__EXERCISE DIRECTIONS__
An identical copy of all the entries is the required result.

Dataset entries
--------------------

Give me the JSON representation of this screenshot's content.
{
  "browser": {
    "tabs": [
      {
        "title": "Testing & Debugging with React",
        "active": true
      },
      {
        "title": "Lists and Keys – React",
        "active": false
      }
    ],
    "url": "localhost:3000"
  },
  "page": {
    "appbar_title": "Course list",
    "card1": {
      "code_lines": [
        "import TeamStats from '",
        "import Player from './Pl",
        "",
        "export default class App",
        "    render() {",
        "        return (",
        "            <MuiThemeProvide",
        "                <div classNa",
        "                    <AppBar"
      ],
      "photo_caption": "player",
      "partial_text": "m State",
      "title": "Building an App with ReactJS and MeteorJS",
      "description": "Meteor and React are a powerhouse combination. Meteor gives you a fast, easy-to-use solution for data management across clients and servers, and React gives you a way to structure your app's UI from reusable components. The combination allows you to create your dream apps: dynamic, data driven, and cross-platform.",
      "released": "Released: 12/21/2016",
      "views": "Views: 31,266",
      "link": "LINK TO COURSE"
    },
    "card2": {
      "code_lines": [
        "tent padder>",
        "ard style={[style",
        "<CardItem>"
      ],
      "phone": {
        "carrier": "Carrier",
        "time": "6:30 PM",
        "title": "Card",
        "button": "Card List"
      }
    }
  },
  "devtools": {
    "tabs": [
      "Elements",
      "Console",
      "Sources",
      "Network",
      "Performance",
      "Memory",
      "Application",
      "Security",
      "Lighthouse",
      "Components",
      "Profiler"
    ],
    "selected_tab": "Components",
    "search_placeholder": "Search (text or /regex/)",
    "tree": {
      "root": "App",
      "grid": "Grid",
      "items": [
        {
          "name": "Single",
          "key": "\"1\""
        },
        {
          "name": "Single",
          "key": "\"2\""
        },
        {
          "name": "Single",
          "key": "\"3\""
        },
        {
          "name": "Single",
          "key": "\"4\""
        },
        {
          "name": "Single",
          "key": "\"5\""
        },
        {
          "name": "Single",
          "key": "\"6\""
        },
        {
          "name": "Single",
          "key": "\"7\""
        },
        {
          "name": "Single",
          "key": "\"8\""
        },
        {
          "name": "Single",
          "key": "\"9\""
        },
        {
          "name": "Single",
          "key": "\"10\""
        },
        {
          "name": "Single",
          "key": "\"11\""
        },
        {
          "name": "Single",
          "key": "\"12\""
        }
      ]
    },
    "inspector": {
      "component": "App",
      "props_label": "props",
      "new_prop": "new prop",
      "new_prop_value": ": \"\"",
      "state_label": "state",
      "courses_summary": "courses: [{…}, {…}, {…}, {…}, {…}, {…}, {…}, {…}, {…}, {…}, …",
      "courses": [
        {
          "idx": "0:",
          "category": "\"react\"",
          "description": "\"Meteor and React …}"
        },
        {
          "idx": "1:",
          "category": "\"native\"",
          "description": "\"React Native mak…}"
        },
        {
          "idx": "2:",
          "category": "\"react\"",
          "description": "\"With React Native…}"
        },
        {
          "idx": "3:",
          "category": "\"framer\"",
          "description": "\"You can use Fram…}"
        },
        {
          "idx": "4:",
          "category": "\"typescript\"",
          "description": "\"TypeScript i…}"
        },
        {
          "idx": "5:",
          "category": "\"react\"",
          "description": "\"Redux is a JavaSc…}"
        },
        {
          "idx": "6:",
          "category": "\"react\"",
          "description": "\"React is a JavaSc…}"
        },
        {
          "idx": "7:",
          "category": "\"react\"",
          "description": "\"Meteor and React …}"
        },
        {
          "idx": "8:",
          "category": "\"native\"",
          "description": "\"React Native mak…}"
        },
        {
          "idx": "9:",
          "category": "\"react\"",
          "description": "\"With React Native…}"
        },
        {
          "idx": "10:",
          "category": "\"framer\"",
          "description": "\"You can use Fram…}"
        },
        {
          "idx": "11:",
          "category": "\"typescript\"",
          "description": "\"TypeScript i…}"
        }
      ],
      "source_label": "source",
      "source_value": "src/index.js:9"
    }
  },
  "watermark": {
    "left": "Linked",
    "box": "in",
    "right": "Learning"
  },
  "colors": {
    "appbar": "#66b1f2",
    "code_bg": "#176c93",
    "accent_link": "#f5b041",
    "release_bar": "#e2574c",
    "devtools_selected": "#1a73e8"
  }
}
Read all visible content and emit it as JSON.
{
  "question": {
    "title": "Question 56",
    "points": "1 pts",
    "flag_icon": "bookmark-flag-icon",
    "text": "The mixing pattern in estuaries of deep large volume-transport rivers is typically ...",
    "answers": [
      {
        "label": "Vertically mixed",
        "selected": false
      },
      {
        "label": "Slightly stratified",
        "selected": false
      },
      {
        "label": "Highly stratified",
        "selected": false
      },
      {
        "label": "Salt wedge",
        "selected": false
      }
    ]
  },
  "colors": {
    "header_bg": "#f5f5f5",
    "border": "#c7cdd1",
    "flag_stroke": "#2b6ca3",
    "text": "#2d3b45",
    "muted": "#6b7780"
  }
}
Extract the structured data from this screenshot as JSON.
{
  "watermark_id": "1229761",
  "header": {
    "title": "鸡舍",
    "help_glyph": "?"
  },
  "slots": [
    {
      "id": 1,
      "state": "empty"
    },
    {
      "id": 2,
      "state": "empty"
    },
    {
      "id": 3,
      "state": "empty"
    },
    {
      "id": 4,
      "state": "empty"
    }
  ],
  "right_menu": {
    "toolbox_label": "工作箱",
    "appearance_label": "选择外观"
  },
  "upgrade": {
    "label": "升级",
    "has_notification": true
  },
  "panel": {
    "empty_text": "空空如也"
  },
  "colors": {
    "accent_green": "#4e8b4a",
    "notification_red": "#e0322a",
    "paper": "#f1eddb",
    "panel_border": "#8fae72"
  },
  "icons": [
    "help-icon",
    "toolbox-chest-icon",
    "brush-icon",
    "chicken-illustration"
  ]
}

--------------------

__RESPONSE TO THE EXERCISE__
Give me the JSON representation of this screenshot's content.
{
  "browser": {
    "tabs": [
      {
        "title": "Testing & Debugging with React",
        "active": true
      },
      {
        "title": "Lists and Keys – React",
        "active": false
      }
    ],
    "url": "localhost:3000"
  },
  "page": {
    "appbar_title": "Course list",
    "card1": {
      "code_lines": [
        "import TeamStats from '",
        "import Player from './Pl",
        "",
        "export default class App",
        "    render() {",
        "        return (",
        "            <MuiThemeProvide",
        "                <div classNa",
        "                    <AppBar"
      ],
      "photo_caption": "player",
      "partial_text": "m State",
      "title": "Building an App with ReactJS and MeteorJS",
      "description": "Meteor and React are a powerhouse combination. Meteor gives you a fast, easy-to-use solution for data management across clients and servers, and React gives you a way to structure your app's UI from reusable components. The combination allows you to create your dream apps: dynamic, data driven, and cross-platform.",
      "released": "Released: 12/21/2016",
      "views": "Views: 31,266",
      "link": "LINK TO COURSE"
    },
    "card2": {
      "code_lines": [
        "tent padder>",
        "ard style={[style",
        "<CardItem>"
      ],
      "phone": {
        "carrier": "Carrier",
        "time": "6:30 PM",
        "title": "Card",
        "button": "Card List"
      }
    }
  },
  "devtools": {
    "tabs": [
      "Elements",
      "Console",
      "Sources",
      "Network",
      "Performance",
      "Memory",
      "Application",
      "Security",
      "Lighthouse",
      "Components",
      "Profiler"
    ],
    "selected_tab": "Components",
    "search_placeholder": "Search (text or /regex/)",
    "tree": {
      "root": "App",
      "grid": "Grid",
      "items": [
        {
          "name": "Single",
          "key": "\"1\""
        },
        {
          "name": "Single",
          "key": "\"2\""
        },
        {
          "name": "Single",
          "key": "\"3\""
        },
        {
          "name": "Single",
          "key": "\"4\""
        },
        {
          "name": "Single",
          "key": "\"5\""
        },
        {
          "name": "Single",
          "key": "\"6\""
        },
        {
          "name": "Single",
          "key": "\"7\""
        },
        {
          "name": "Single",
          "key": "\"8\""
        },
        {
          "name": "Single",
          "key": "\"9\""
        },
        {
          "name": "Single",
          "key": "\"10\""
        },
        {
          "name": "Single",
          "key": "\"11\""
        },
        {
          "name": "Single",
          "key": "\"12\""
        }
      ]
    },
    "inspector": {
      "component": "App",
      "props_label": "props",
      "new_prop": "new prop",
      "new_prop_value": ": \"\"",
      "state_label": "state",
      "courses_summary": "courses: [{…}, {…}, {…}, {…}, {…}, {…}, {…}, {…}, {…}, {…}, …",
      "courses": [
        {
          "idx": "0:",
          "category": "\"react\"",
          "description": "\"Meteor and React …}"
        },
        {
          "idx": "1:",
          "category": "\"native\"",
          "description": "\"React Native mak…}"
        },
        {
          "idx": "2:",
          "category": "\"react\"",
          "description": "\"With React Native…}"
        },
        {
          "idx": "3:",
          "category": "\"framer\"",
          "description": "\"You can use Fram…}"
        },
        {
          "idx": "4:",
          "category": "\"typescript\"",
          "description": "\"TypeScript i…}"
        },
        {
          "idx": "5:",
          "category": "\"react\"",
          "description": "\"Redux is a JavaSc…}"
        },
        {
          "idx": "6:",
          "category": "\"react\"",
          "description": "\"React is a JavaSc…}"
        },
        {
          "idx": "7:",
          "category": "\"react\"",
          "description": "\"Meteor and React …}"
        },
        {
          "idx": "8:",
          "category": "\"native\"",
          "description": "\"React Native mak…}"
        },
        {
          "idx": "9:",
          "category": "\"react\"",
          "description": "\"With React Native…}"
        },
        {
          "idx": "10:",
          "category": "\"framer\"",
          "description": "\"You can use Fram…}"
        },
        {
          "idx": "11:",
          "category": "\"typescript\"",
          "description": "\"TypeScript i…}"
        }
      ],
      "source_label": "source",
      "source_value": "src/index.js:9"
    }
  },
  "watermark": {
    "left": "Linked",
    "box": "in",
    "right": "Learning"
  },
  "colors": {
    "appbar": "#66b1f2",
    "code_bg": "#176c93",
    "accent_link": "#f5b041",
    "release_bar": "#e2574c",
    "devtools_selected": "#1a73e8"
  }
}
Read all visible content and emit it as JSON.
{
  "question": {
    "title": "Question 56",
    "points": "1 pts",
    "flag_icon": "bookmark-flag-icon",
    "text": "The mixing pattern in estuaries of deep large volume-transport rivers is typically ...",
    "answers": [
      {
        "label": "Vertically mixed",
        "selected": false
      },
      {
        "label": "Slightly stratified",
        "selected": false
      },
      {
        "label": "Highly stratified",
        "selected": false
      },
      {
        "label": "Salt wedge",
        "selected": false
      }
    ]
  },
  "colors": {
    "header_bg": "#f5f5f5",
    "border": "#c7cdd1",
    "flag_stroke": "#2b6ca3",
    "text": "#2d3b45",
    "muted": "#6b7780"
  }
}
Extract the structured data from this screenshot as JSON.
{
  "watermark_id": "1229761",
  "header": {
    "title": "鸡舍",
    "help_glyph": "?"
  },
  "slots": [
    {
      "id": 1,
      "state": "empty"
    },
    {
      "id": 2,
      "state": "empty"
    },
    {
      "id": 3,
      "state": "empty"
    },
    {
      "id": 4,
      "state": "empty"
    }
  ],
  "right_menu": {
    "toolbox_label": "工作箱",
    "appearance_label": "选择外观"
  },
  "upgrade": {
    "label": "升级",
    "has_notification": true
  },
  "panel": {
    "empty_text": "空空如也"
  },
  "colors": {
    "accent_green": "#4e8b4a",
    "notification_red": "#e0322a",
    "paper": "#f1eddb",
    "panel_border": "#8fae72"
  },
  "icons": [
    "help-icon",
    "toolbox-chest-icon",
    "brush-icon",
    "chicken-illustration"
  ]
}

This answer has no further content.